World J Surg 2014 Apr;38(4):976-84
Department of Surgery, University of Chicago Medical Center, MC 5095, 5841 S. Maryland Avenue, Chicago, IL, 60637, USA,
Background: Portomesenteric venous thrombosis (PVT) is a known complication after open and laparoscopic colorectal (LCR) surgery. Risk factors and the prognosis of PVT have been poorly described.
Methods: This study is a retrospective analysis of a prospectively collected database. Patients with new-onset postoperative abdominal pain were evaluated with a computed tomography scan of the abdomen. Patients found to have PVT were analyzed. A multivariate analysis was performed to identify predictors of PVT.
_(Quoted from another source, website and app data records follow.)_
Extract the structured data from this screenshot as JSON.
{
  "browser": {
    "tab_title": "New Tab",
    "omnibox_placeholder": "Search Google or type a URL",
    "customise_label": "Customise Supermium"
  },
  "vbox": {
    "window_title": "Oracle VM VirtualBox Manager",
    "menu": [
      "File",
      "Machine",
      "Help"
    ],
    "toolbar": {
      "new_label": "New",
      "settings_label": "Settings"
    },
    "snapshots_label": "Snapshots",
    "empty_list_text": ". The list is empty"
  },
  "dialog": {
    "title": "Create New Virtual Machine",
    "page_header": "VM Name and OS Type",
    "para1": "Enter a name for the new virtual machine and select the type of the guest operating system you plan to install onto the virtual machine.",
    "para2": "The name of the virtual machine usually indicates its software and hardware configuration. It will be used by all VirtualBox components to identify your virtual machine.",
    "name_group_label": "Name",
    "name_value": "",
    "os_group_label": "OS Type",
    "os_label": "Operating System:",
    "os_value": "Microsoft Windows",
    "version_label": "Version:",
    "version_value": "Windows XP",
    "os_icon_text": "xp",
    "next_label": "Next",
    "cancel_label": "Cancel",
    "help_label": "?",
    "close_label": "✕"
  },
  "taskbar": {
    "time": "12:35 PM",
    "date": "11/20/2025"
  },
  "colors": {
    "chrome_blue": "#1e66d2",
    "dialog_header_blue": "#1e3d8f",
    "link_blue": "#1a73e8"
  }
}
Results: A total of 1,069 patients undergoing LCR surgery for inflammatory bowel disease (IBD) or nonmetastatic cancer between June 2002 and June 2012 were included. Altogether, 37 (3.5 %) patients experienced symptomatic postoperative PVT. On univariate analysis, IBD (p < 0.001), ulcerative colitis (p = 0.016), preoperative therapy with steroids (p = 0.008), operative time ≥220 min (p = 0.004), total proctocolectomy (TPC) (p < 0.001), ileoanal pouch anastomosis (p = 0.006), and postoperative intraabdominal septic complications (p < 0.001) were found to be significant risk factors. By multivariate analysis, TPC (p = 0.026) and postoperative intraabdominal septic complications (p < 0.001) were independent predictors of PVT. In the PVT group, postoperative length of stay was longer (14.8 vs. 7.4 days, p < 0.001). Of the patients evaluated with a hematologic workup, 72.7 % were found to have a hypercoagulable condition. All patients were managed with oral anticoagulation for at least 6 months. No death or complications related to PVT occurred.
Conclusions: PVT is a potentially serious complication that is more likely to occur after TPC and in the presence of postoperative intraabdominal septic complications, particularly in patients with a coagulation disorder. Prompt diagnosis and treatment with oral anticoagulation are recommended to avoid long-term sequelae.